CHALLENGE: Identify Inferences

The LSAT often tests formal logic through Must Be True (MBT) questions. They’re identifiable through their distinctive question stems:

  • Which of the following must be false?
  • If the statements above are true, which of the following must also be true?
  • Which of the following may be correctly inferred?
  • Which of the following inferences (inference means the same thing as “must be true” on the test) is best supported by the statement made above?
    (Conclusions differ from inferences in that conclusions are the result of premises and inferences must be true if the premises are true).

How to solve

  1. Diagram out the statements of the argument (if you can’t get a quick grasp of it in your head).
  2. Make valid inferences from these statements (transitive property and contrapositive). Note any false inferences, if any, such as the Fallacy of the Converse and Fallacy of the Inverse.
  3. In Must be True questions you’ll find four choices that can sometimes be wrong and one that can never be wrong (that’s the correct choice!). Go through every answer choice systematically and check if it is ALWAYS true. These questions should always be tackled using PoE (process of elimination) method.  If you can find a reasonable situation when it is not always true, eliminate it. Gradually eliminate answer choices until you have one left.

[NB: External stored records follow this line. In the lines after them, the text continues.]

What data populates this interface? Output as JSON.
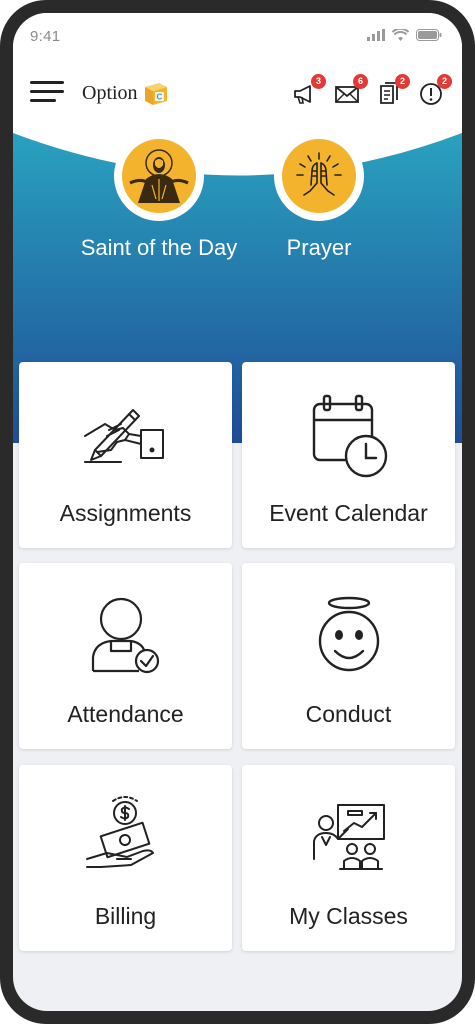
{
  "status_bar": {
    "time": "9:41"
  },
  "header": {
    "brand": "Option",
    "brand_mark": "C",
    "icons": [
      {
        "name": "megaphone-icon",
        "badge": "3"
      },
      {
        "name": "mail-icon",
        "badge": "6"
      },
      {
        "name": "documents-icon",
        "badge": "2"
      },
      {
        "name": "alert-icon",
        "badge": "2"
      }
    ]
  },
  "hero": {
    "items": [
      {
        "label": "Saint of the Day",
        "icon": "saint-icon"
      },
      {
        "label": "Prayer",
        "icon": "praying-hands-icon"
      }
    ]
  },
  "tiles": [
    {
      "label": "Assignments",
      "icon": "writing-hand-icon"
    },
    {
      "label": "Event Calendar",
      "icon": "calendar-clock-icon"
    },
    {
      "label": "Attendance",
      "icon": "person-check-icon"
    },
    {
      "label": "Conduct",
      "icon": "angel-face-icon"
    },
    {
      "label": "Billing",
      "icon": "hand-money-icon"
    },
    {
      "label": "My Classes",
      "icon": "classroom-icon"
    }
  ],
  "colors": {
    "hero_gradient_top": "#2aa7c2",
    "hero_gradient_bottom": "#1f4d96",
    "accent_yellow": "#f4b32c",
    "badge_red": "#e53935"
  }
}
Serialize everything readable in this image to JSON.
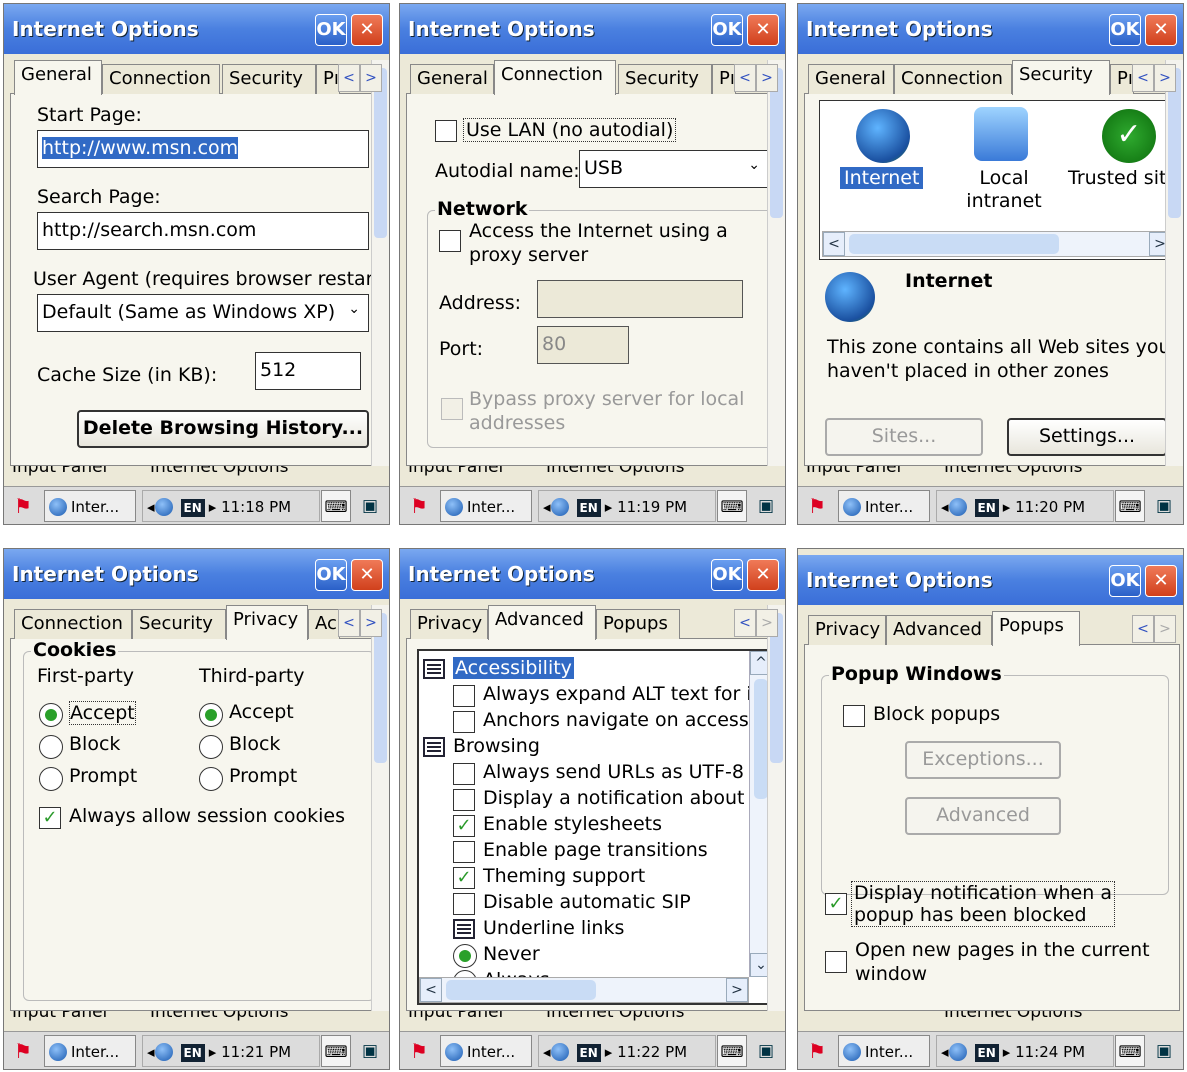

B. Cannot Be True

The opposite of Must be True is Cannot be true. In Cannot be True questions you will find four choices that are correct and one choice that can never be correct. So, you just run through the choices with Process of Elimination to knock the four workable ones and select the one answer that can never work.

Next LSAT: January 26

Most of the formal logic LSAT questions are in the Logic Games section. We’ll return to this topic when we get to our Logic Games course. For now, we’ll move on to conclusions in argument structure.

Next LSAT: January 26